4. Does America have any medal hopes in figure skating? Says SI's E.M. Swift: "Let's start with the good news: The U.S. is loaded in ice dancing. American champions Meryl Davis, 23, and Charlie White, 22, who've skated together since they were 10, are favored to win gold on the basis of an undefeated Grand Prix season. They are sensational. But they'll be challenged by fellow Americans Tanith Belbin and Ben Agosto, who won the silver medal four years ago and are the most decorated U.S. ice dancing team ever.
"Both U.S. duos will have to be perfect to get past the Canadian champions, Tessa Virtue and Scott Muir, who train in Detroit with Davis and White; and 2009 World Champions Oksana Domnina and Max Shabalin from Russia. I look for a gold-bronze U.S. finish.

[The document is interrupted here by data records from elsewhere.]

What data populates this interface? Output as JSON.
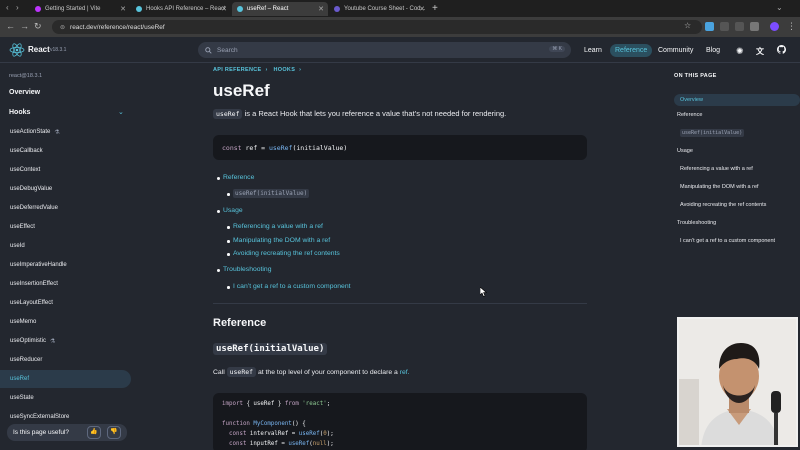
{
  "browser": {
    "tabs": [
      {
        "title": "Getting Started | Vite",
        "active": false,
        "favicon_color": "#bd34fe"
      },
      {
        "title": "Hooks API Reference – React",
        "active": false,
        "favicon_color": "#58c4dc"
      },
      {
        "title": "useRef – React",
        "active": true,
        "favicon_color": "#58c4dc"
      },
      {
        "title": "Youtube Course Sheet - Cod...",
        "active": false,
        "favicon_color": "#6a5acd"
      }
    ],
    "url": "react.dev/reference/react/useRef"
  },
  "header": {
    "brand": "React",
    "version": "v18.3.1",
    "search_placeholder": "Search",
    "search_shortcut": "⌘ K",
    "nav": [
      {
        "label": "Learn",
        "active": false
      },
      {
        "label": "Reference",
        "active": true
      },
      {
        "label": "Community",
        "active": false
      },
      {
        "label": "Blog",
        "active": false
      }
    ]
  },
  "sidebar": {
    "version_label": "react@18.3.1",
    "overview": "Overview",
    "section": "Hooks",
    "items": [
      {
        "label": "useActionState",
        "flask": true,
        "active": false
      },
      {
        "label": "useCallback",
        "flask": false,
        "active": false
      },
      {
        "label": "useContext",
        "flask": false,
        "active": false
      },
      {
        "label": "useDebugValue",
        "flask": false,
        "active": false
      },
      {
        "label": "useDeferredValue",
        "flask": false,
        "active": false
      },
      {
        "label": "useEffect",
        "flask": false,
        "active": false
      },
      {
        "label": "useId",
        "flask": false,
        "active": false
      },
      {
        "label": "useImperativeHandle",
        "flask": false,
        "active": false
      },
      {
        "label": "useInsertionEffect",
        "flask": false,
        "active": false
      },
      {
        "label": "useLayoutEffect",
        "flask": false,
        "active": false
      },
      {
        "label": "useMemo",
        "flask": false,
        "active": false
      },
      {
        "label": "useOptimistic",
        "flask": true,
        "active": false
      },
      {
        "label": "useReducer",
        "flask": false,
        "active": false
      },
      {
        "label": "useRef",
        "flask": false,
        "active": true
      },
      {
        "label": "useState",
        "flask": false,
        "active": false
      },
      {
        "label": "useSyncExternalStore",
        "flask": false,
        "active": false
      }
    ],
    "feedback_question": "Is this page useful?"
  },
  "main": {
    "breadcrumbs": [
      "API REFERENCE",
      "HOOKS"
    ],
    "title": "useRef",
    "intro_code": "useRef",
    "intro_text": "is a React Hook that lets you reference a value that’s not needed for rendering.",
    "signature": {
      "kw": "const",
      "var": " ref = ",
      "fn": "useRef",
      "args": "(initialValue)"
    },
    "toc": {
      "reference": "Reference",
      "reference_sub": "useRef(initialValue)",
      "usage": "Usage",
      "usage_subs": [
        "Referencing a value with a ref",
        "Manipulating the DOM with a ref",
        "Avoiding recreating the ref contents"
      ],
      "troubleshooting": "Troubleshooting",
      "troubleshooting_sub": "I can’t get a ref to a custom component"
    },
    "reference_heading": "Reference",
    "subheading": "useRef(initialValue)",
    "call_pre": "Call",
    "call_code": "useRef",
    "call_mid": "at the top level of your component to declare a",
    "call_link": "ref.",
    "code_lines": {
      "l1_kw": "import",
      "l1_mid": " { useRef } ",
      "l1_kw2": "from",
      "l1_str": " 'react'",
      "l1_end": ";",
      "l2_kw": "function",
      "l2_fn": " MyComponent",
      "l2_end": "() {",
      "l3_kw": "  const",
      "l3_mid": " intervalRef = ",
      "l3_fn": "useRef",
      "l3_open": "(",
      "l3_num": "0",
      "l3_close": ");",
      "l4_kw": "  const",
      "l4_mid": " inputRef = ",
      "l4_fn": "useRef",
      "l4_open": "(",
      "l4_num": "null",
      "l4_close": ");"
    }
  },
  "on_this_page": {
    "title": "ON THIS PAGE",
    "items": [
      {
        "label": "Overview",
        "level": 0,
        "active": true
      },
      {
        "label": "Reference",
        "level": 0,
        "active": false
      },
      {
        "label": "useRef(initialValue)",
        "level": 1,
        "code": true,
        "active": false
      },
      {
        "label": "Usage",
        "level": 0,
        "active": false
      },
      {
        "label": "Referencing a value with a ref",
        "level": 1,
        "active": false
      },
      {
        "label": "Manipulating the DOM with a ref",
        "level": 1,
        "active": false
      },
      {
        "label": "Avoiding recreating the ref contents",
        "level": 1,
        "active": false
      },
      {
        "label": "Troubleshooting",
        "level": 0,
        "active": false
      },
      {
        "label": "I can’t get a ref to a custom component",
        "level": 1,
        "active": false
      }
    ]
  },
  "colors": {
    "accent": "#58c4dc",
    "background": "#23272f",
    "code_bg": "#16181d"
  }
}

"The U.S. men are deep but full of question marks. The 2009 World Champion, Evan Lysacek, has struggled all season with his quadruple jump. U.S. champ Jeremy Abbott, near-perfect at last month's Nationals, finished 11th in the last two World Championships, a victim of nerves. And Johnny Weir, third in the World Championships as recently as 2008, has neither the quad nor, apparently, the head for high-pressure Olympic competition. I look for one medal between the three of them, probably bronze.
"The pairs? No chance. The women? Rachael Flatt and Mirai Nagasu have an outside shot at a bronze -- very outside. If neither medal, it will be the first Olympics since 1964 (three years after a plane crash killed every member of the U.S. figure skating team traveling to the world championships) that the American women come away empty-handed."